La Traviata is Verdi's cautionary tale on the perils of conventional morality, epitomized by Alfredo's censorious father, played by Wade Thomas. The baritone had excellent musicality and diction, but there was a lack of heft to the timbre of his voice.
Schmidt, the romantic tenor playing Alfredo, was at his finest in the ardent aria to Violetta that opens Act 2, entering from the auditorium and singing from the steps to the stage.
A.J. Wester directed the production, which runs three hours, including two intermissions. The sets (by Michael DuMouchel) are simple, and the costumes from Opera Delaware are modern, with the men in white gloves. Violetta's wardrobe improved with a smart black and gold dress in the second-act party. Gypsy dancers added a touch of androgyny.
This was St. Petersburg Opera's best adaptation to the odd staging necessary in the old church, with the conductor and orchestra positioned behind the playing area. Separating the orchestra and stage with a low wall and pillars and a scrim was effective.
It's a wonder how well synched conductor Mark Sforzini, the orchestra and cast were. For the most part, balances were good, although the chorus' entrance in the opening scene was a fraction late. Acoustically, the Palladium has its quirks. When singers came downstage, they were heard clearly (from my seat in the balcony), but from the middle of the stage or upstage, the voices became a bit cloudy. No such problems existed for the orchestra, which gave a consummate performance.
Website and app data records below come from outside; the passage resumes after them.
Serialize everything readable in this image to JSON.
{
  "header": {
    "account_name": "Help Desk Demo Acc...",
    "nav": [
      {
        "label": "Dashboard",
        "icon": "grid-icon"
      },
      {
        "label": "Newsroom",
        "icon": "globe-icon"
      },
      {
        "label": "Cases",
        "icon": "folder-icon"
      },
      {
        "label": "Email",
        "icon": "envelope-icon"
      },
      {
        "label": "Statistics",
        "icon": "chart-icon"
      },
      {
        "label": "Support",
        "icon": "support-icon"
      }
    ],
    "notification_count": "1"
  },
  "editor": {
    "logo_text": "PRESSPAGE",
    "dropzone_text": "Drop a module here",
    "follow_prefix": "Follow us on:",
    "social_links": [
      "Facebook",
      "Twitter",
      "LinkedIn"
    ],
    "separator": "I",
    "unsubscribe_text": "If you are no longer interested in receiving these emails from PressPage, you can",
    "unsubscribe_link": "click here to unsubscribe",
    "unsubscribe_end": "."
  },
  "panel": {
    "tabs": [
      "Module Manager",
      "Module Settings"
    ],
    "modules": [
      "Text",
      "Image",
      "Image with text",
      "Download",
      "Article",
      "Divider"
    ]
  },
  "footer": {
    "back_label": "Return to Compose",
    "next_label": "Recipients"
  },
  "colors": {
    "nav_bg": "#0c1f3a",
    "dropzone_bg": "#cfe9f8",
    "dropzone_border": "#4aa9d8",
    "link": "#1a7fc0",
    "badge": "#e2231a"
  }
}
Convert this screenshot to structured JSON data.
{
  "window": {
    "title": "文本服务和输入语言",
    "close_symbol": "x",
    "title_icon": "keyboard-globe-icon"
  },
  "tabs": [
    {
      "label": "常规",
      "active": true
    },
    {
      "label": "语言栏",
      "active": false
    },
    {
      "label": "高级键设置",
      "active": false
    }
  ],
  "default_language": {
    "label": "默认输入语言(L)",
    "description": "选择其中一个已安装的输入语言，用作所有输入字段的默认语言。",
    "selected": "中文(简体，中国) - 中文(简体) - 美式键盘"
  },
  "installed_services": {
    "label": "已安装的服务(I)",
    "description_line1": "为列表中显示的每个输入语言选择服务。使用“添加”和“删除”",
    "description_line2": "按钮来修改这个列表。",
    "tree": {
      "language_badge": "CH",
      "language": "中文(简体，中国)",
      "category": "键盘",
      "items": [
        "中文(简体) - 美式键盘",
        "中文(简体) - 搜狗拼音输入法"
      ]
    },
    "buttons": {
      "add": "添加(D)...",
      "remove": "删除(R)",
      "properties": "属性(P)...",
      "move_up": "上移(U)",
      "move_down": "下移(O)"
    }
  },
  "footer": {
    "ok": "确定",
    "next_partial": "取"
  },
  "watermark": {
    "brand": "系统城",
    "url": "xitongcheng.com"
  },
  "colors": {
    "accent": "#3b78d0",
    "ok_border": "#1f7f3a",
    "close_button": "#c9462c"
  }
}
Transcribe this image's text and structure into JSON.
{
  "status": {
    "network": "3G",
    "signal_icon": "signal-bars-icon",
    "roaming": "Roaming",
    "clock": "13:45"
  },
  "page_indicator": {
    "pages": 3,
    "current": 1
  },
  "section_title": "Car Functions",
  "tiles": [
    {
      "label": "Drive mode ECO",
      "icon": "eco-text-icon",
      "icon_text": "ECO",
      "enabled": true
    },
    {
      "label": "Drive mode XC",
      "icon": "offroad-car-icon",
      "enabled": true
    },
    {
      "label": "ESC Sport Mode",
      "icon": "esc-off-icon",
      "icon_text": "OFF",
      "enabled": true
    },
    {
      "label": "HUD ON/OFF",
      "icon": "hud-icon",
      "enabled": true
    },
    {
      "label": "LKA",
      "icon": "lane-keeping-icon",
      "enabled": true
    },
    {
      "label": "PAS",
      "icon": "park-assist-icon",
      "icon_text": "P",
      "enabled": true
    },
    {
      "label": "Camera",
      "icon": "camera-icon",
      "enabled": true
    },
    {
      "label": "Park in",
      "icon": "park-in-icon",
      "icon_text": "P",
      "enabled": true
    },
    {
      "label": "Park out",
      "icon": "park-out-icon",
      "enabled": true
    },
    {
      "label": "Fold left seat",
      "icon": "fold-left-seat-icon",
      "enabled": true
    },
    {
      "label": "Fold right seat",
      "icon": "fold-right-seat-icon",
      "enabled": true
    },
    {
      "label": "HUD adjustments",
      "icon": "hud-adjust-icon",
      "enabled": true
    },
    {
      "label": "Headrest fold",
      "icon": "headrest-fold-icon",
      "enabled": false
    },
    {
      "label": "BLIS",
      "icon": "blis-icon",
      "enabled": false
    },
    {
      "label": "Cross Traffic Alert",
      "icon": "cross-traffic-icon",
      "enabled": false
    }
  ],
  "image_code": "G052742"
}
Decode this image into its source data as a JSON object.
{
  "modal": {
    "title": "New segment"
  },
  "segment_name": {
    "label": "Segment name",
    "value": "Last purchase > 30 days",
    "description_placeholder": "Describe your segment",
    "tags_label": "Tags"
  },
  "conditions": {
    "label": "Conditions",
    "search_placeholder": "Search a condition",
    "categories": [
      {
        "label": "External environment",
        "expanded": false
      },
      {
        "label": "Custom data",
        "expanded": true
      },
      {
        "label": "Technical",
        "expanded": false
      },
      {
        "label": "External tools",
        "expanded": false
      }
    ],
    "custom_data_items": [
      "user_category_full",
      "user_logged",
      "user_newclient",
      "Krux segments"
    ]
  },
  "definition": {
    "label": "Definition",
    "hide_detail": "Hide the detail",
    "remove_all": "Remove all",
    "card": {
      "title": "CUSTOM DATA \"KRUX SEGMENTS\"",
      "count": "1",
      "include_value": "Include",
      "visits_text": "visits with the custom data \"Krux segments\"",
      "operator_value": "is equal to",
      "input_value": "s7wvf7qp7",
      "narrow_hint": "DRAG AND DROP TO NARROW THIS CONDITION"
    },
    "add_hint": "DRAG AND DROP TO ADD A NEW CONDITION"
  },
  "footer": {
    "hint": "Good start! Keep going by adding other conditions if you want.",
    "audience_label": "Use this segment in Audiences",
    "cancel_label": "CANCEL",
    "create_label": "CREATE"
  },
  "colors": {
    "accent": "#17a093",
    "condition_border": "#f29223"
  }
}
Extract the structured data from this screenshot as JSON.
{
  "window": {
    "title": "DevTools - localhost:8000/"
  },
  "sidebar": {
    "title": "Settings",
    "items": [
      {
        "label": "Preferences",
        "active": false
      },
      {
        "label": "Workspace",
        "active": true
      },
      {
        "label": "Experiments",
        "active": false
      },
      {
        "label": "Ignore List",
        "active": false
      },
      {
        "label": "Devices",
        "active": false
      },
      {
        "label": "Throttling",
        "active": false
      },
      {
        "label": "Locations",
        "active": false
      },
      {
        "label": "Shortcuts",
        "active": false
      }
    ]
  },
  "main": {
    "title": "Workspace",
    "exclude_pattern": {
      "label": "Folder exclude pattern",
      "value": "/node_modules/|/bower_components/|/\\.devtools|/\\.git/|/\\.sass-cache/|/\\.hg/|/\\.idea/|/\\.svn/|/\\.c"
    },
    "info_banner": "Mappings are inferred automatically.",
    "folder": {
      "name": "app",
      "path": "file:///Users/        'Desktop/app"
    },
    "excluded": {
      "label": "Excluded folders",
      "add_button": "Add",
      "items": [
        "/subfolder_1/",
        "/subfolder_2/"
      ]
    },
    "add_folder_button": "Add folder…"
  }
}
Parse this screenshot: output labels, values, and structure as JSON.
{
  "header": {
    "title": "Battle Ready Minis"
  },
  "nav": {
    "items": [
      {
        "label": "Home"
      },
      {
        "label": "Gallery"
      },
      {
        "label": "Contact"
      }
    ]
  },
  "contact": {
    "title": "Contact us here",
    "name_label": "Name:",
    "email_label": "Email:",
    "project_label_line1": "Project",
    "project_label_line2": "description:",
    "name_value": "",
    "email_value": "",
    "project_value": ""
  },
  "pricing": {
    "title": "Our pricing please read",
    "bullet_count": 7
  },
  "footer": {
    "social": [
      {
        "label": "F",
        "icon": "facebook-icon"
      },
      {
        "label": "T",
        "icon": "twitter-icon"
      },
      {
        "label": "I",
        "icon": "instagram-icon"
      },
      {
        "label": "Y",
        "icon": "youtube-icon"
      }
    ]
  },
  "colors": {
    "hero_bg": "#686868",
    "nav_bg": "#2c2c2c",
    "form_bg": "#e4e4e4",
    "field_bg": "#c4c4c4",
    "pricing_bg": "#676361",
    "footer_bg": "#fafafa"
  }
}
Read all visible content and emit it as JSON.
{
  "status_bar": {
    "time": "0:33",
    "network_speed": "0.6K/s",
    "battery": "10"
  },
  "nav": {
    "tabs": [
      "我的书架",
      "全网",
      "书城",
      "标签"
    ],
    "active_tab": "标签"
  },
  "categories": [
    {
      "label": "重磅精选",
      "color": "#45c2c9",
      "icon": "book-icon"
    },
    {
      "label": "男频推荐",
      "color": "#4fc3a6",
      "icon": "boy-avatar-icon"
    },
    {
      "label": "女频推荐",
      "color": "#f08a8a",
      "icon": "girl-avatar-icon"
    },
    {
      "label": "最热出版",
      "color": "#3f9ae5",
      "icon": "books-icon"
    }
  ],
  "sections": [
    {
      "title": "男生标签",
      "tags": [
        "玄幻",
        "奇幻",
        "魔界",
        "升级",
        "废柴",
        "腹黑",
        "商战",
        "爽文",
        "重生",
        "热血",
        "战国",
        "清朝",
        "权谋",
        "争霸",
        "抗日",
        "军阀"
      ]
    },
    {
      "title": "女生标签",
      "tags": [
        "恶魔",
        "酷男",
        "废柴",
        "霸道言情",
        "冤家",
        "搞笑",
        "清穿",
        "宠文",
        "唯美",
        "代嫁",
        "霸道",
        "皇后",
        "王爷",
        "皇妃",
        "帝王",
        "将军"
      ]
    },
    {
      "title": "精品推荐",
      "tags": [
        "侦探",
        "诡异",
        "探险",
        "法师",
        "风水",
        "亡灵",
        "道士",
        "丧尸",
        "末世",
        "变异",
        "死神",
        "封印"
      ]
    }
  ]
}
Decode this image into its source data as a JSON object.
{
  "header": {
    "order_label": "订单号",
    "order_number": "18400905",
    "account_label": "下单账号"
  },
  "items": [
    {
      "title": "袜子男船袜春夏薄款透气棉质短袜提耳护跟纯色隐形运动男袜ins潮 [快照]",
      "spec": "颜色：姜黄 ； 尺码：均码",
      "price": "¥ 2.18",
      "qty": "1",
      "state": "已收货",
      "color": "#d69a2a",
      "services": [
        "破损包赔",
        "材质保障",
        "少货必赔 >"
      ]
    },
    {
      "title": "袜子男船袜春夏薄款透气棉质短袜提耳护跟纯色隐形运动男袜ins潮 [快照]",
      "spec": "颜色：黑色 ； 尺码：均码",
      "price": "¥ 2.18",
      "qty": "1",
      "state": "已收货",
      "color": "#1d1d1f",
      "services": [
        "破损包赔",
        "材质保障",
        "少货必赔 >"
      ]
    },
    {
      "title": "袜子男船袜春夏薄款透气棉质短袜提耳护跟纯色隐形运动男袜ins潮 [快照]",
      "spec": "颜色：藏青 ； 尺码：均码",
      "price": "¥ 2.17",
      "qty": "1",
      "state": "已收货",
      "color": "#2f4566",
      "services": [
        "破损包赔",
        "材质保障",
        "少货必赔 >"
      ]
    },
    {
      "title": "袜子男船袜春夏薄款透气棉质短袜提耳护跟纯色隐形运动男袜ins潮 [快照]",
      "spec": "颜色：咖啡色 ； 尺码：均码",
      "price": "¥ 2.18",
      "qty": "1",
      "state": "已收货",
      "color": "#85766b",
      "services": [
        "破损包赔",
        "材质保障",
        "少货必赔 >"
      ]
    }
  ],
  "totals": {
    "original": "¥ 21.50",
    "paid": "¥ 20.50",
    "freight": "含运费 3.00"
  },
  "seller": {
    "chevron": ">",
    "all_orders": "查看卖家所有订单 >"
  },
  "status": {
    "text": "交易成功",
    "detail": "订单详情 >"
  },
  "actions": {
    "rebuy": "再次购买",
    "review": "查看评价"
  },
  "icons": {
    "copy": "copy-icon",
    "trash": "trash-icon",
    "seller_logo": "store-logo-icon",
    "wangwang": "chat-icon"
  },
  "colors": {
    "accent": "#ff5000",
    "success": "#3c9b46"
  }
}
John Fleming can be reached at firstname.lastname@example.org or (727) 893-8716. He blogs at Critics Circle at blogs.tampabay.com/arts.